Each record must come back unchanged in your answer, stripped of its images.

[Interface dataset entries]
────────────────────────────────────────

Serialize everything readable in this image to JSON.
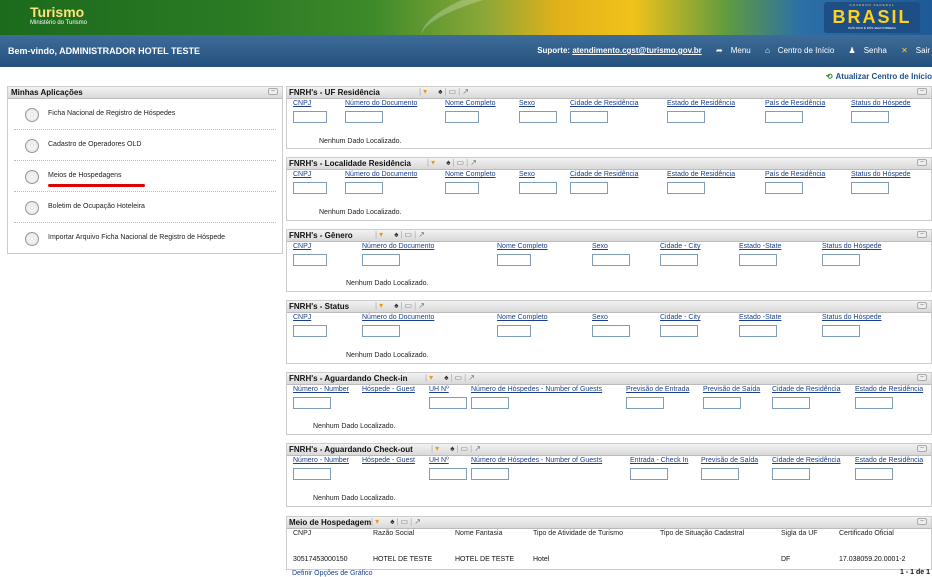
{
  "header": {
    "app_title": "Turismo",
    "app_subtitle": "Ministério do Turismo",
    "logo_word": "BRASIL",
    "logo_top": "GOVERNO FEDERAL",
    "logo_bottom": "PAÍS RICO É PAÍS SEM POBREZA"
  },
  "topbar": {
    "welcome": "Bem-vindo, ADMINISTRADOR HOTEL TESTE",
    "support_label": "Suporte:",
    "support_email": "atendimento.cgst@turismo.gov.br",
    "menu": "Menu",
    "home": "Centro de Início",
    "password": "Senha",
    "logout": "Sair"
  },
  "refresh_label": "Atualizar Centro de Início",
  "apps": {
    "title": "Minhas Aplicações",
    "items": [
      {
        "label": "Ficha Nacional de Registro de Hóspedes"
      },
      {
        "label": "Cadastro de Operadores OLD"
      },
      {
        "label": "Meios de Hospedagens"
      },
      {
        "label": "Boletim de Ocupação Hoteleira"
      },
      {
        "label": "Importar Arquivo Ficha Nacional de Registro de Hóspede"
      }
    ]
  },
  "empty_text": "Nenhum Dado Localizado.",
  "panels": [
    {
      "title": "FNRH's - UF Residência",
      "columns": [
        "CNPJ",
        "Número do Documento",
        "Nome Completo",
        "Sexo",
        "Cidade de Residência",
        "Estado de Residência",
        "País de Residência",
        "Status do Hóspede"
      ]
    },
    {
      "title": "FNRH's - Localidade Residência",
      "columns": [
        "CNPJ",
        "Número do Documento",
        "Nome Completo",
        "Sexo",
        "Cidade de Residência",
        "Estado de Residência",
        "País de Residência",
        "Status do Hóspede"
      ]
    },
    {
      "title": "FNRH's - Gênero",
      "columns": [
        "CNPJ",
        "Número do Documento",
        "Nome Completo",
        "Sexo",
        "Cidade - City",
        "Estado -State",
        "Status do Hóspede"
      ]
    },
    {
      "title": "FNRH's - Status",
      "columns": [
        "CNPJ",
        "Número do Documento",
        "Nome Completo",
        "Sexo",
        "Cidade - City",
        "Estado -State",
        "Status do Hóspede"
      ]
    },
    {
      "title": "FNRH's - Aguardando Check-in",
      "columns": [
        "Número - Number",
        "Hóspede - Guest",
        "UH Nº",
        "Número de Hóspedes - Number of Guests",
        "Previsão de Entrada",
        "Previsão de Saída",
        "Cidade de Residência",
        "Estado de Residência"
      ]
    },
    {
      "title": "FNRH's - Aguardando Check-out",
      "columns": [
        "Número - Number",
        "Hóspede - Guest",
        "UH Nº",
        "Número de Hóspedes - Number of Guests",
        "Entrada - Check In",
        "Previsão de Saída",
        "Cidade de Residência",
        "Estado de Residência"
      ]
    }
  ],
  "hotels": {
    "title": "Meio de Hospedagem",
    "columns": [
      "CNPJ",
      "Razão Social",
      "Nome Fantasia",
      "Tipo de Atividade de Turismo",
      "Tipo de Situação Cadastral",
      "Sigla da UF",
      "Certificado Oficial"
    ],
    "rows": [
      [
        "30517453000150",
        "HOTEL DE TESTE",
        "HOTEL DE TESTE",
        "Hotel",
        "",
        "DF",
        "17.038059.20.0001-2"
      ]
    ],
    "chart_options": "Definir Opções de Gráfico",
    "paging": "1 - 1 de 1"
  },
  "colors": {
    "header_blue": "#24507e",
    "link_blue": "#1a3f8c",
    "highlight_red": "#e00000"
  }
}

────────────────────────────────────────

• Output below:
Serialize everything readable in this image to JSON.
{
  "header": {
    "app_title": "Turismo",
    "app_subtitle": "Ministério do Turismo",
    "logo_word": "BRASIL",
    "logo_top": "GOVERNO FEDERAL",
    "logo_bottom": "PAÍS RICO É PAÍS SEM POBREZA"
  },
  "topbar": {
    "welcome": "Bem-vindo, ADMINISTRADOR HOTEL TESTE",
    "support_label": "Suporte:",
    "support_email": "atendimento.cgst@turismo.gov.br",
    "menu": "Menu",
    "home": "Centro de Início",
    "password": "Senha",
    "logout": "Sair"
  },
  "refresh_label": "Atualizar Centro de Início",
  "apps": {
    "title": "Minhas Aplicações",
    "items": [
      {
        "label": "Ficha Nacional de Registro de Hóspedes"
      },
      {
        "label": "Cadastro de Operadores OLD"
      },
      {
        "label": "Meios de Hospedagens"
      },
      {
        "label": "Boletim de Ocupação Hoteleira"
      },
      {
        "label": "Importar Arquivo Ficha Nacional de Registro de Hóspede"
      }
    ]
  },
  "empty_text": "Nenhum Dado Localizado.",
  "panels": [
    {
      "title": "FNRH's - UF Residência",
      "columns": [
        "CNPJ",
        "Número do Documento",
        "Nome Completo",
        "Sexo",
        "Cidade de Residência",
        "Estado de Residência",
        "País de Residência",
        "Status do Hóspede"
      ]
    },
    {
      "title": "FNRH's - Localidade Residência",
      "columns": [
        "CNPJ",
        "Número do Documento",
        "Nome Completo",
        "Sexo",
        "Cidade de Residência",
        "Estado de Residência",
        "País de Residência",
        "Status do Hóspede"
      ]
    },
    {
      "title": "FNRH's - Gênero",
      "columns": [
        "CNPJ",
        "Número do Documento",
        "Nome Completo",
        "Sexo",
        "Cidade - City",
        "Estado -State",
        "Status do Hóspede"
      ]
    },
    {
      "title": "FNRH's - Status",
      "columns": [
        "CNPJ",
        "Número do Documento",
        "Nome Completo",
        "Sexo",
        "Cidade - City",
        "Estado -State",
        "Status do Hóspede"
      ]
    },
    {
      "title": "FNRH's - Aguardando Check-in",
      "columns": [
        "Número - Number",
        "Hóspede - Guest",
        "UH Nº",
        "Número de Hóspedes - Number of Guests",
        "Previsão de Entrada",
        "Previsão de Saída",
        "Cidade de Residência",
        "Estado de Residência"
      ]
    },
    {
      "title": "FNRH's - Aguardando Check-out",
      "columns": [
        "Número - Number",
        "Hóspede - Guest",
        "UH Nº",
        "Número de Hóspedes - Number of Guests",
        "Entrada - Check In",
        "Previsão de Saída",
        "Cidade de Residência",
        "Estado de Residência"
      ]
    }
  ],
  "hotels": {
    "title": "Meio de Hospedagem",
    "columns": [
      "CNPJ",
      "Razão Social",
      "Nome Fantasia",
      "Tipo de Atividade de Turismo",
      "Tipo de Situação Cadastral",
      "Sigla da UF",
      "Certificado Oficial"
    ],
    "rows": [
      [
        "30517453000150",
        "HOTEL DE TESTE",
        "HOTEL DE TESTE",
        "Hotel",
        "",
        "DF",
        "17.038059.20.0001-2"
      ]
    ],
    "chart_options": "Definir Opções de Gráfico",
    "paging": "1 - 1 de 1"
  },
  "colors": {
    "header_blue": "#24507e",
    "link_blue": "#1a3f8c",
    "highlight_red": "#e00000"
  }
}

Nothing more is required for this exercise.